Whirlpool aims to dispel claims, that use of the park in the 60's and 70's, caused cancer in area residents.
"There has been some allegations raised. There has been some questions raised. We think this gives everyone peace-of-mind by knowing the facts, based upon the science," says Whirlpool's VP of Communications Jeff Noel.
According to the report, a private consultant hired by Whirlpool, and working under the supervision of the Environmental Protection Agency (EPA), took 328 samples, and tested for 232 types of chemical compounds.
Noel says, "Nothing was found, in terms of being positive from those test results, except in the areas that the EPA had done the testing before."
Those spots, previously tested by the EPA, include the basketball court, and the East Grist Mill area.
The tests have confirmed what the EPA already reported, that cancer causing agent levels in those spots are higher than what is considered safe for residential areas.
But the report by Whirlpool states that those levels still are not dangerous.
"It is absolutely conclusive that there are no health concerns. No health concerns in the park both today, and in the past," says Noel.

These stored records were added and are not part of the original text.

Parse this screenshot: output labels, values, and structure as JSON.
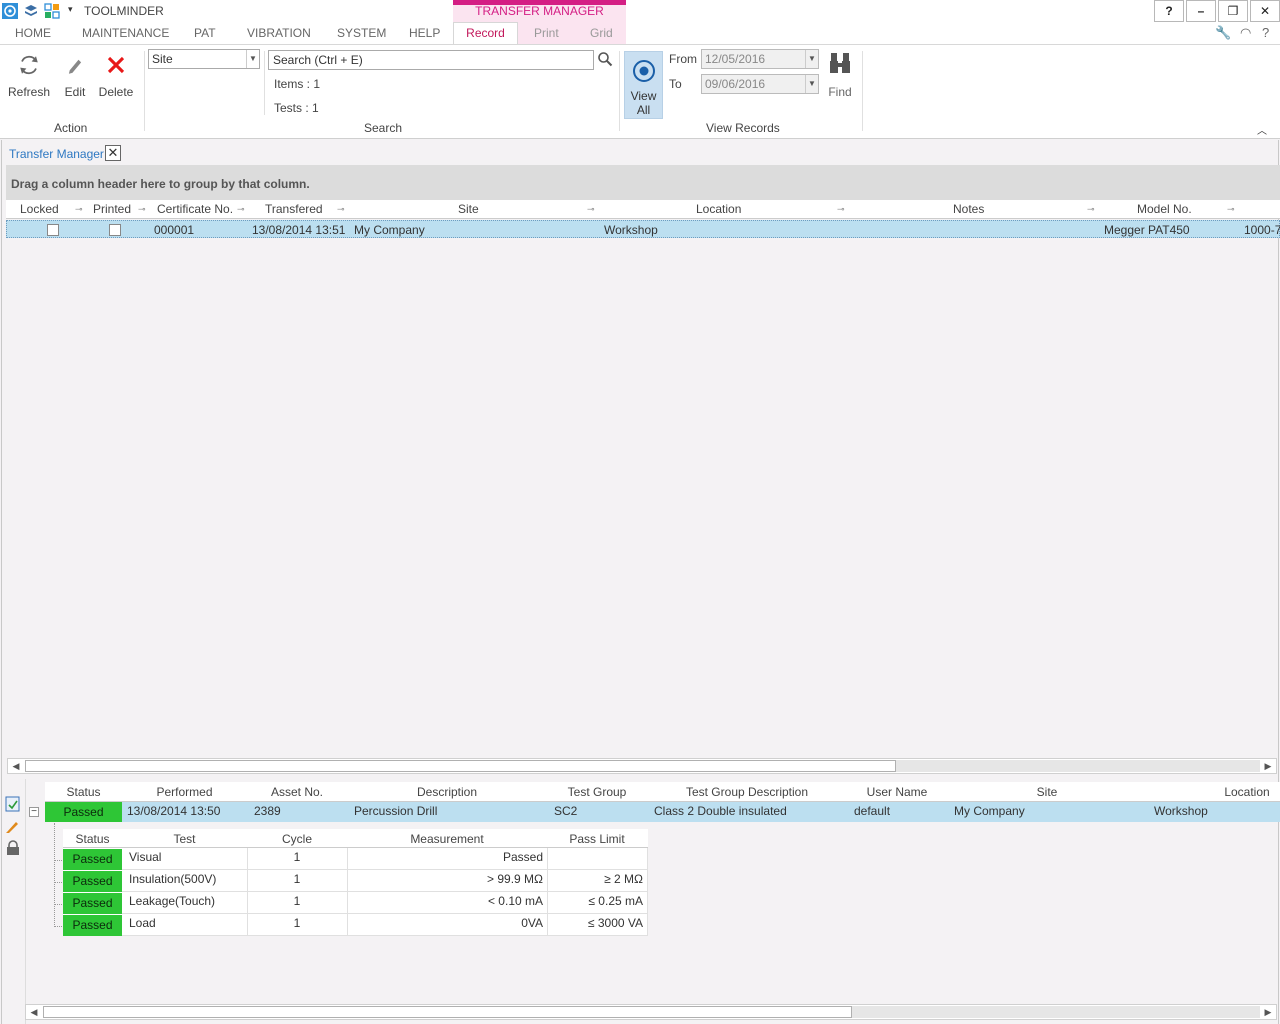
{
  "app": {
    "title": "TOOLMINDER",
    "context_tab_header": "TRANSFER MANAGER"
  },
  "window_buttons": {
    "help": "?",
    "minimize": "–",
    "restore": "❐",
    "close": "✕"
  },
  "menu": {
    "home": "HOME",
    "maintenance": "MAINTENANCE",
    "pat": "PAT",
    "vibration": "VIBRATION",
    "system": "SYSTEM",
    "help": "HELP",
    "record": "Record",
    "print": "Print",
    "grid": "Grid"
  },
  "ribbon": {
    "refresh": "Refresh",
    "edit": "Edit",
    "delete": "Delete",
    "group_action": "Action",
    "site_combo_value": "Site",
    "search_placeholder": "Search (Ctrl + E)",
    "items": "Items : 1",
    "tests": "Tests : 1",
    "group_search": "Search",
    "view_all_1": "View",
    "view_all_2": "All",
    "from_label": "From",
    "to_label": "To",
    "from_date": "12/05/2016",
    "to_date": "09/06/2016",
    "find": "Find",
    "group_view_records": "View Records"
  },
  "document_tab": {
    "label": "Transfer Manager",
    "close": "✕"
  },
  "grid": {
    "group_hint": "Drag a column header here to group by that column.",
    "columns": [
      "Locked",
      "Printed",
      "Certificate No.",
      "Transfered",
      "Site",
      "Location",
      "Notes",
      "Model No."
    ],
    "row": {
      "certificate_no": "000001",
      "transfered": "13/08/2014 13:51",
      "site": "My Company",
      "location": "Workshop",
      "notes": "",
      "model_no": "Megger PAT450",
      "serial_partial": "1000-7"
    }
  },
  "detail": {
    "columns": [
      "Status",
      "Performed",
      "Asset No.",
      "Description",
      "Test Group",
      "Test Group Description",
      "User Name",
      "Site",
      "Location"
    ],
    "row": {
      "status": "Passed",
      "performed": "13/08/2014 13:50",
      "asset_no": "2389",
      "description": "Percussion Drill",
      "test_group": "SC2",
      "test_group_description": "Class 2 Double insulated",
      "user_name": "default",
      "site": "My Company",
      "location": "Workshop"
    },
    "sub_columns": [
      "Status",
      "Test",
      "Cycle",
      "Measurement",
      "Pass Limit"
    ],
    "sub_rows": [
      {
        "status": "Passed",
        "test": "Visual",
        "cycle": "1",
        "measurement": "Passed",
        "pass_limit": ""
      },
      {
        "status": "Passed",
        "test": "Insulation(500V)",
        "cycle": "1",
        "measurement": "> 99.9 MΩ",
        "pass_limit": "≥ 2 MΩ"
      },
      {
        "status": "Passed",
        "test": "Leakage(Touch)",
        "cycle": "1",
        "measurement": "< 0.10 mA",
        "pass_limit": "≤ 0.25 mA"
      },
      {
        "status": "Passed",
        "test": "Load",
        "cycle": "1",
        "measurement": "0VA",
        "pass_limit": "≤ 3000 VA"
      }
    ]
  },
  "colors": {
    "accent_magenta": "#d41e84",
    "selection_blue": "#bcdff0",
    "passed_green": "#2ec636",
    "link_blue": "#2e78c2"
  }
}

Locals claim to have seen dumping years ago, but without a smoking gun to back up statements, it can only be called hear-say.
Noel says, "There is no evidence of illegal, or hazardous dumping that took place in the park."
WNWO asked Whirlpool executives about dumping locations reported, other than the park site. The response was that Whirlpool would be open to that discussion.
Noel says, "What I would share with them, is what I am sharing with you. We have no records, whatsoever, of Whirlpool Corporation ever having dumped illegal material onto any site."
Despite the ongoing legal battle against Whirlpool, Jeff Noel expresses sympathy on behalf of the company, for area families who have battled cancer, but denies having any part in what may have caused the cancer cluster in Clyde.
WNWO reached out to numerous people involved in the lawsuit, but we were unable to get in contact with them for their response to the whirlpool report.